### WHAT YOU SHOULD DO
Could you reproduce all of the entries below without a single change?

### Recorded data

⁂

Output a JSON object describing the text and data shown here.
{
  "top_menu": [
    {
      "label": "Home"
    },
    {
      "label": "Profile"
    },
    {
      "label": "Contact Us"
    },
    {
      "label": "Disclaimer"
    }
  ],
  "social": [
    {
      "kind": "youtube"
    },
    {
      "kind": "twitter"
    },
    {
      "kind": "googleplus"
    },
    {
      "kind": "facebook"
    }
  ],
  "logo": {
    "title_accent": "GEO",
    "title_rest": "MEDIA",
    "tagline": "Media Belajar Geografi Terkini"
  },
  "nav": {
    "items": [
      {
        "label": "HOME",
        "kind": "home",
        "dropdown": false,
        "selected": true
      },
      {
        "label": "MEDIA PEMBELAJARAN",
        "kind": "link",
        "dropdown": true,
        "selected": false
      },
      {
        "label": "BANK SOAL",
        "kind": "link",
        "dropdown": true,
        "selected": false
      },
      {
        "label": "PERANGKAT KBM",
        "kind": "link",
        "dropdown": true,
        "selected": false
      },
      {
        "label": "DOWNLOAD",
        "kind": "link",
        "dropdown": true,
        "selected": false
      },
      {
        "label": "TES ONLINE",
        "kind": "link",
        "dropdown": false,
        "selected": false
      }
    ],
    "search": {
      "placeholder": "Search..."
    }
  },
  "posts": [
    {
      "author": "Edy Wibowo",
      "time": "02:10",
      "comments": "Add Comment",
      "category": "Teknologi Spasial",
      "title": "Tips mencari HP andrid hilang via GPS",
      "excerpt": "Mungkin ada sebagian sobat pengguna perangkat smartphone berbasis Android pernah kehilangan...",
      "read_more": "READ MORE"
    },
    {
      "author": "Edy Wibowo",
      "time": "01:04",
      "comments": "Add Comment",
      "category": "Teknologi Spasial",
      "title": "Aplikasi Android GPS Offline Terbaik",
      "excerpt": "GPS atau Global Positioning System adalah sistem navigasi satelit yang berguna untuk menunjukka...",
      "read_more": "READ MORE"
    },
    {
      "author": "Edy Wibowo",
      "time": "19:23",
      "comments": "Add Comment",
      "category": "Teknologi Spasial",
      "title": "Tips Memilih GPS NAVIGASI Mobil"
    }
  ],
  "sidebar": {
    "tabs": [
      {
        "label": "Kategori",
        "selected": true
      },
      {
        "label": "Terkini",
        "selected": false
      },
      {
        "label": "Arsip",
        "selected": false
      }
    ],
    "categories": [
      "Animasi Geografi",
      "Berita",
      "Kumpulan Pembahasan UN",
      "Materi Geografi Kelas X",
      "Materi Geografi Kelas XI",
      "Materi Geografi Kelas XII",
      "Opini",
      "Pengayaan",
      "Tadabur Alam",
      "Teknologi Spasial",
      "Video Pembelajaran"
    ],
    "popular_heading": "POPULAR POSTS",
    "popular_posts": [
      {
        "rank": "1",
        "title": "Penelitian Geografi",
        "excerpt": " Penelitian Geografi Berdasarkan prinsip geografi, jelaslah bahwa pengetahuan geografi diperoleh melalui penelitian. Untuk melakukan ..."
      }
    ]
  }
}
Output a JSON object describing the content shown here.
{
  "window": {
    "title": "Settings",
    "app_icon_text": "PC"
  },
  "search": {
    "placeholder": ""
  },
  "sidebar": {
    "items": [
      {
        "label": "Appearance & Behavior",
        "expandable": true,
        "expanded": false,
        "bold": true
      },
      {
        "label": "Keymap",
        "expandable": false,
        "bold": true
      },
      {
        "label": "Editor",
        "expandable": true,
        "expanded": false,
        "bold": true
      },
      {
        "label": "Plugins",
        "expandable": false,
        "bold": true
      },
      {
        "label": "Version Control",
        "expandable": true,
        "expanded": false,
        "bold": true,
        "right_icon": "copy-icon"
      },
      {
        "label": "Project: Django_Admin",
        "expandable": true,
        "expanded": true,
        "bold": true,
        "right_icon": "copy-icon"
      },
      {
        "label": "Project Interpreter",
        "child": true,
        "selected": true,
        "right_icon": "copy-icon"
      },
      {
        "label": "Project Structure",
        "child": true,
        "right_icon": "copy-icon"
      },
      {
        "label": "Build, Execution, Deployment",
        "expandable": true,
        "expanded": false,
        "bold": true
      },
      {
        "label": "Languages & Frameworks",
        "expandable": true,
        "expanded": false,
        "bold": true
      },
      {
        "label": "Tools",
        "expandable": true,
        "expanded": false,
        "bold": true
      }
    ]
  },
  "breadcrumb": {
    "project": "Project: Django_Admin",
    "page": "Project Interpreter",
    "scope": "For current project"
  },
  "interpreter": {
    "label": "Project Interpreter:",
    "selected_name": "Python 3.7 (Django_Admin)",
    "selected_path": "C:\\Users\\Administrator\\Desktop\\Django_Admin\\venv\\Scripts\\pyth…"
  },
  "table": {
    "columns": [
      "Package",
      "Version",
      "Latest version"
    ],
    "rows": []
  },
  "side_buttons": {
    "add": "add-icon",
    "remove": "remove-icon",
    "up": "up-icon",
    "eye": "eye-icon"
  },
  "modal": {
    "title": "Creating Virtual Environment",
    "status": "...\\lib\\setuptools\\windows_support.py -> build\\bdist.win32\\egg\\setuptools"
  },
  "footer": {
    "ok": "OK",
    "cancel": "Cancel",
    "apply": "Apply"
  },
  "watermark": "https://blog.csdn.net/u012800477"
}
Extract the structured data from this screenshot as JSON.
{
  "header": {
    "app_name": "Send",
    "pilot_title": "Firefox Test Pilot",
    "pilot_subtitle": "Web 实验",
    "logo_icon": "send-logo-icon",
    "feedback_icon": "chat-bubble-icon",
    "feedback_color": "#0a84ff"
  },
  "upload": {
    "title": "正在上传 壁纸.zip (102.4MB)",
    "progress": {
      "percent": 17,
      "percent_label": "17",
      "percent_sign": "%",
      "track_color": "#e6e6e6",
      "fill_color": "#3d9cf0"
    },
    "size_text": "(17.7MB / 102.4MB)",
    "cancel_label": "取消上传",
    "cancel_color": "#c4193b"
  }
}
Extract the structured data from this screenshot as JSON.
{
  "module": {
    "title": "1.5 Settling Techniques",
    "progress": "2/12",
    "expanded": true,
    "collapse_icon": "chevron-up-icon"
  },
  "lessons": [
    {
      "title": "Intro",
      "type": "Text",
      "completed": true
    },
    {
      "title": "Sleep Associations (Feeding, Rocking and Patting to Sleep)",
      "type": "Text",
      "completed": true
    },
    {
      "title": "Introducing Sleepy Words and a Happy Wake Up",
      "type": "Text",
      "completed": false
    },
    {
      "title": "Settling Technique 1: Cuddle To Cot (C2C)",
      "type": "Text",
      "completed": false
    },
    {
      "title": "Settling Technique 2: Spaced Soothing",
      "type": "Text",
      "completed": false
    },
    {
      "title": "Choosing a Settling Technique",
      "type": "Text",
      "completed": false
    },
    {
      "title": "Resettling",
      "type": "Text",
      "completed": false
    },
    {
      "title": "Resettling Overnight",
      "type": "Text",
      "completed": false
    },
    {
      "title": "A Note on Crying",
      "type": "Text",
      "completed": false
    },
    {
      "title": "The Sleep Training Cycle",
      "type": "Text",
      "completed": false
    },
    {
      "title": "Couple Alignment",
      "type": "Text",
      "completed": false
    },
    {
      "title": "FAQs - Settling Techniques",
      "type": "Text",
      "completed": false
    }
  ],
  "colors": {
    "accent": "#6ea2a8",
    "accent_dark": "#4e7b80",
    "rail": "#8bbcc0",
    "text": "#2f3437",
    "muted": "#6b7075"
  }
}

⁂

### SOLUTION TO THIS EXERCISE
Output a JSON object describing the text and data shown here.
{
  "top_menu": [
    {
      "label": "Home"
    },
    {
      "label": "Profile"
    },
    {
      "label": "Contact Us"
    },
    {
      "label": "Disclaimer"
    }
  ],
  "social": [
    {
      "kind": "youtube"
    },
    {
      "kind": "twitter"
    },
    {
      "kind": "googleplus"
    },
    {
      "kind": "facebook"
    }
  ],
  "logo": {
    "title_accent": "GEO",
    "title_rest": "MEDIA",
    "tagline": "Media Belajar Geografi Terkini"
  },
  "nav": {
    "items": [
      {
        "label": "HOME",
        "kind": "home",
        "dropdown": false,
        "selected": true
      },
      {
        "label": "MEDIA PEMBELAJARAN",
        "kind": "link",
        "dropdown": true,
        "selected": false
      },
      {
        "label": "BANK SOAL",
        "kind": "link",
        "dropdown": true,
        "selected": false
      },
      {
        "label": "PERANGKAT KBM",
        "kind": "link",
        "dropdown": true,
        "selected": false
      },
      {
        "label": "DOWNLOAD",
        "kind": "link",
        "dropdown": true,
        "selected": false
      },
      {
        "label": "TES ONLINE",
        "kind": "link",
        "dropdown": false,
        "selected": false
      }
    ],
    "search": {
      "placeholder": "Search..."
    }
  },
  "posts": [
    {
      "author": "Edy Wibowo",
      "time": "02:10",
      "comments": "Add Comment",
      "category": "Teknologi Spasial",
      "title": "Tips mencari HP andrid hilang via GPS",
      "excerpt": "Mungkin ada sebagian sobat pengguna perangkat smartphone berbasis Android pernah kehilangan...",
      "read_more": "READ MORE"
    },
    {
      "author": "Edy Wibowo",
      "time": "01:04",
      "comments": "Add Comment",
      "category": "Teknologi Spasial",
      "title": "Aplikasi Android GPS Offline Terbaik",
      "excerpt": "GPS atau Global Positioning System adalah sistem navigasi satelit yang berguna untuk menunjukka...",
      "read_more": "READ MORE"
    },
    {
      "author": "Edy Wibowo",
      "time": "19:23",
      "comments": "Add Comment",
      "category": "Teknologi Spasial",
      "title": "Tips Memilih GPS NAVIGASI Mobil"
    }
  ],
  "sidebar": {
    "tabs": [
      {
        "label": "Kategori",
        "selected": true
      },
      {
        "label": "Terkini",
        "selected": false
      },
      {
        "label": "Arsip",
        "selected": false
      }
    ],
    "categories": [
      "Animasi Geografi",
      "Berita",
      "Kumpulan Pembahasan UN",
      "Materi Geografi Kelas X",
      "Materi Geografi Kelas XI",
      "Materi Geografi Kelas XII",
      "Opini",
      "Pengayaan",
      "Tadabur Alam",
      "Teknologi Spasial",
      "Video Pembelajaran"
    ],
    "popular_heading": "POPULAR POSTS",
    "popular_posts": [
      {
        "rank": "1",
        "title": "Penelitian Geografi",
        "excerpt": " Penelitian Geografi Berdasarkan prinsip geografi, jelaslah bahwa pengetahuan geografi diperoleh melalui penelitian. Untuk melakukan ..."
      }
    ]
  }
}
Output a JSON object describing the content shown here.
{
  "window": {
    "title": "Settings",
    "app_icon_text": "PC"
  },
  "search": {
    "placeholder": ""
  },
  "sidebar": {
    "items": [
      {
        "label": "Appearance & Behavior",
        "expandable": true,
        "expanded": false,
        "bold": true
      },
      {
        "label": "Keymap",
        "expandable": false,
        "bold": true
      },
      {
        "label": "Editor",
        "expandable": true,
        "expanded": false,
        "bold": true
      },
      {
        "label": "Plugins",
        "expandable": false,
        "bold": true
      },
      {
        "label": "Version Control",
        "expandable": true,
        "expanded": false,
        "bold": true,
        "right_icon": "copy-icon"
      },
      {
        "label": "Project: Django_Admin",
        "expandable": true,
        "expanded": true,
        "bold": true,
        "right_icon": "copy-icon"
      },
      {
        "label": "Project Interpreter",
        "child": true,
        "selected": true,
        "right_icon": "copy-icon"
      },
      {
        "label": "Project Structure",
        "child": true,
        "right_icon": "copy-icon"
      },
      {
        "label": "Build, Execution, Deployment",
        "expandable": true,
        "expanded": false,
        "bold": true
      },
      {
        "label": "Languages & Frameworks",
        "expandable": true,
        "expanded": false,
        "bold": true
      },
      {
        "label": "Tools",
        "expandable": true,
        "expanded": false,
        "bold": true
      }
    ]
  },
  "breadcrumb": {
    "project": "Project: Django_Admin",
    "page": "Project Interpreter",
    "scope": "For current project"
  },
  "interpreter": {
    "label": "Project Interpreter:",
    "selected_name": "Python 3.7 (Django_Admin)",
    "selected_path": "C:\\Users\\Administrator\\Desktop\\Django_Admin\\venv\\Scripts\\pyth…"
  },
  "table": {
    "columns": [
      "Package",
      "Version",
      "Latest version"
    ],
    "rows": []
  },
  "side_buttons": {
    "add": "add-icon",
    "remove": "remove-icon",
    "up": "up-icon",
    "eye": "eye-icon"
  },
  "modal": {
    "title": "Creating Virtual Environment",
    "status": "...\\lib\\setuptools\\windows_support.py -> build\\bdist.win32\\egg\\setuptools"
  },
  "footer": {
    "ok": "OK",
    "cancel": "Cancel",
    "apply": "Apply"
  },
  "watermark": "https://blog.csdn.net/u012800477"
}
Extract the structured data from this screenshot as JSON.
{
  "header": {
    "app_name": "Send",
    "pilot_title": "Firefox Test Pilot",
    "pilot_subtitle": "Web 实验",
    "logo_icon": "send-logo-icon",
    "feedback_icon": "chat-bubble-icon",
    "feedback_color": "#0a84ff"
  },
  "upload": {
    "title": "正在上传 壁纸.zip (102.4MB)",
    "progress": {
      "percent": 17,
      "percent_label": "17",
      "percent_sign": "%",
      "track_color": "#e6e6e6",
      "fill_color": "#3d9cf0"
    },
    "size_text": "(17.7MB / 102.4MB)",
    "cancel_label": "取消上传",
    "cancel_color": "#c4193b"
  }
}
Extract the structured data from this screenshot as JSON.
{
  "module": {
    "title": "1.5 Settling Techniques",
    "progress": "2/12",
    "expanded": true,
    "collapse_icon": "chevron-up-icon"
  },
  "lessons": [
    {
      "title": "Intro",
      "type": "Text",
      "completed": true
    },
    {
      "title": "Sleep Associations (Feeding, Rocking and Patting to Sleep)",
      "type": "Text",
      "completed": true
    },
    {
      "title": "Introducing Sleepy Words and a Happy Wake Up",
      "type": "Text",
      "completed": false
    },
    {
      "title": "Settling Technique 1: Cuddle To Cot (C2C)",
      "type": "Text",
      "completed": false
    },
    {
      "title": "Settling Technique 2: Spaced Soothing",
      "type": "Text",
      "completed": false
    },
    {
      "title": "Choosing a Settling Technique",
      "type": "Text",
      "completed": false
    },
    {
      "title": "Resettling",
      "type": "Text",
      "completed": false
    },
    {
      "title": "Resettling Overnight",
      "type": "Text",
      "completed": false
    },
    {
      "title": "A Note on Crying",
      "type": "Text",
      "completed": false
    },
    {
      "title": "The Sleep Training Cycle",
      "type": "Text",
      "completed": false
    },
    {
      "title": "Couple Alignment",
      "type": "Text",
      "completed": false
    },
    {
      "title": "FAQs - Settling Techniques",
      "type": "Text",
      "completed": false
    }
  ],
  "colors": {
    "accent": "#6ea2a8",
    "accent_dark": "#4e7b80",
    "rail": "#8bbcc0",
    "text": "#2f3437",
    "muted": "#6b7075"
  }
}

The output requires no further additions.